Personally, I would keep cold brew in the fridge for up to a week. In my house, a batch rarely lasts that long.
The best taste is usually in the first 2-3 days, then I start to notice a deterioration in flavor.
Can cold brew coffee be frozen?
Yes! In fact, if you have a little leftover coffee go ahead and make some coffee ice cubes out of them.
You can use these in your coffee and it won’t get diluted when the ice melts.
After making your cubes, store them in an airtight container for up to six months for best taste.
Can I heat cold brewed coffee?
Yes, in fact William Ukers, in his exhaustive book All About Coffee (1922) describes a British practice of brewing at room temperature overnight, and then very gently heating the strained coffee in the morning.
My first introduction to cold brew in the 1990’s was when an acquaintance described a similar practice of brewing a cold brew concentrate and then diluting it with boiling water to make a hot cup of coffee.
Either way, it can be done.
How does cold brew differ from iced coffee?
Cold brew is made from cold or room temperature water.
Iced coffee is brewed hot and then cooled. This can be done by refrigerating the hot brewed coffee, or by immediately pouring it over ice (e.g. iced Americano) or using the Japanese Pour Over Ice Method.
The main difference will be one of flavors as hot water extracts certain flavor components from coffee that cold brewing doesn’t. It is these same flavor components that give hot brewed coffee its more bitter notes.
Can I make cold brew coffee with whole beans?
I’ll be honest, I have not tried this but you would definitely be limiting the surface area of the coffee in contact with the water.
I have used coarsely chopped coffee beans to make a coffee infused milk and/or cream for some of my recipes and it worked quite nicely.
If you don’t have a coffee grinder, I would at least chop them up a bit before trying this.
So if I like my coffee with milk, can I just brew coffee directly in milk?
You can, but it won’t be the same.
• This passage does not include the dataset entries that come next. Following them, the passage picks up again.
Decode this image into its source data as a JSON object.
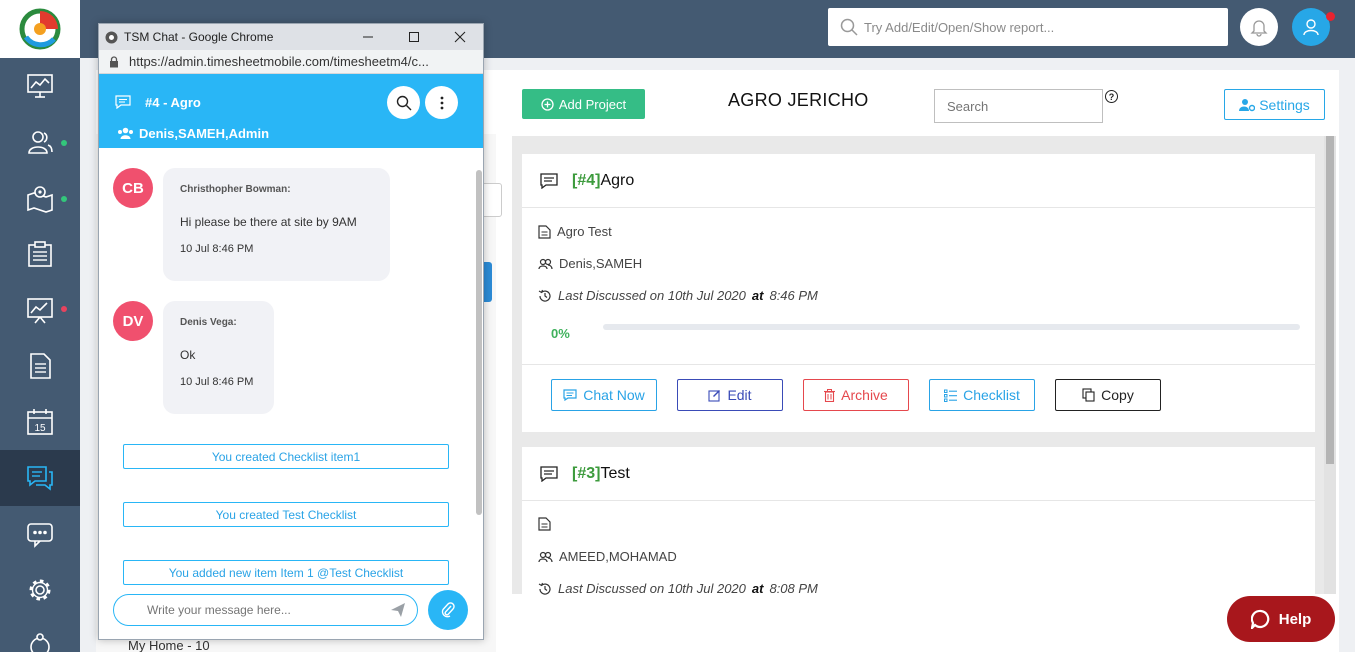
{
  "topbar": {
    "search_placeholder": "Try Add/Edit/Open/Show report..."
  },
  "sidebar": {
    "items": [
      {
        "icon": "dashboard-icon"
      },
      {
        "icon": "users-icon",
        "dot": "#33c77b"
      },
      {
        "icon": "map-location-icon",
        "dot": "#33c77b"
      },
      {
        "icon": "clipboard-icon"
      },
      {
        "icon": "reports-chart-icon",
        "dot": "#e8435e"
      },
      {
        "icon": "document-icon"
      },
      {
        "icon": "calendar-icon",
        "calendar_day": "15"
      },
      {
        "icon": "chat-icon",
        "active": true
      },
      {
        "icon": "message-dots-icon"
      },
      {
        "icon": "gear-icon"
      },
      {
        "icon": "network-icon"
      }
    ]
  },
  "page": {
    "add_project_label": "Add Project",
    "title": "AGRO JERICHO",
    "search_placeholder": "Search",
    "help_mark": "?",
    "settings_label": "Settings",
    "left_bottom_text": "My Home - 10"
  },
  "cards": [
    {
      "num": "[#4]",
      "name": "Agro",
      "description": "Agro Test",
      "members": "Denis,SAMEH",
      "last_discussed_prefix": "Last Discussed on 10th Jul 2020",
      "at_word": "at",
      "last_discussed_time": "8:46 PM",
      "progress_label": "0%",
      "progress_value": 0,
      "buttons": {
        "chat": "Chat Now",
        "edit": "Edit",
        "archive": "Archive",
        "checklist": "Checklist",
        "copy": "Copy"
      }
    },
    {
      "num": "[#3]",
      "name": "Test",
      "description": "",
      "members": "AMEED,MOHAMAD",
      "last_discussed_prefix": "Last Discussed on 10th Jul 2020",
      "at_word": "at",
      "last_discussed_time": "8:08 PM"
    }
  ],
  "chat_window": {
    "window_title": "TSM Chat - Google Chrome",
    "url": "https://admin.timesheetmobile.com/timesheetm4/c...",
    "chat_title": "#4 - Agro",
    "members": "Denis,SAMEH,Admin",
    "messages": [
      {
        "initials": "CB",
        "sender": "Christhopher Bowman:",
        "text": "Hi please be there at site by 9AM",
        "time": "10 Jul 8:46 PM"
      },
      {
        "initials": "DV",
        "sender": "Denis Vega:",
        "text": "Ok",
        "time": "10 Jul 8:46 PM"
      }
    ],
    "system_messages": [
      "You created Checklist item1",
      "You created Test Checklist",
      "You added new item Item 1 @Test Checklist"
    ],
    "composer_placeholder": "Write your message here..."
  },
  "help_label": "Help",
  "colors": {
    "sidebar": "#445a72",
    "accent": "#29b6f6",
    "green": "#35bd86",
    "danger": "#a8171c"
  }
}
Instead of an iced latte type of drink you will end up with coffee flavored milk.
This is great for recipes (see question above) but may not be quite what you had in mind for drinking.
You can read how to make cold brew in milk here and give it a try. You won’t know if you like it until you do.
Whether you immerse or drip your cold coffee, I think you will agree that making cold brew coffee at home can save you a lot of money over buying it at the coffee stand or in a bottle.